» Records for the task:
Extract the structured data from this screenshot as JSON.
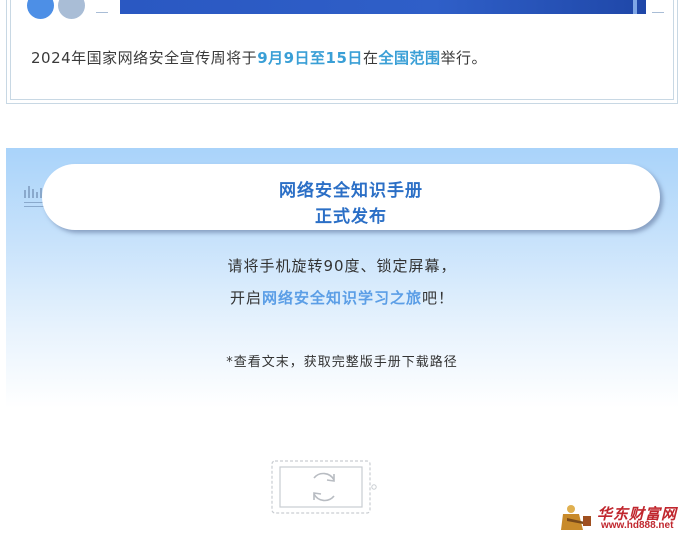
{
  "notice": {
    "segments": [
      {
        "text": "2024年国家网络安全宣传周将于",
        "highlight": false
      },
      {
        "text": "9月9日至15日",
        "highlight": true
      },
      {
        "text": "在",
        "highlight": false
      },
      {
        "text": "全国范围",
        "highlight": true
      },
      {
        "text": "举行。",
        "highlight": false
      }
    ]
  },
  "handbook": {
    "title_line1": "网络安全知识手册",
    "title_line2": "正式发布"
  },
  "instructions": {
    "line1": "请将手机旋转90度、锁定屏幕，",
    "line2_prefix": "开启",
    "line2_highlight": "网络安全知识学习之旅",
    "line2_suffix": "吧！",
    "footnote": "*查看文末，获取完整版手册下载路径"
  },
  "watermark": {
    "brand": "华东财富网",
    "url": "www.hd888.net"
  },
  "icons": {
    "wave": "audio-wave-icon",
    "rotate": "rotate-phone-icon",
    "mascot": "mascot-figure-icon"
  },
  "colors": {
    "accent_blue": "#2b6fc6",
    "highlight_cyan": "#3a9fd6",
    "highlight_blue": "#5b9ee6",
    "watermark_red": "#c0262d"
  }
}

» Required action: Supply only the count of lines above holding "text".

» Response: 5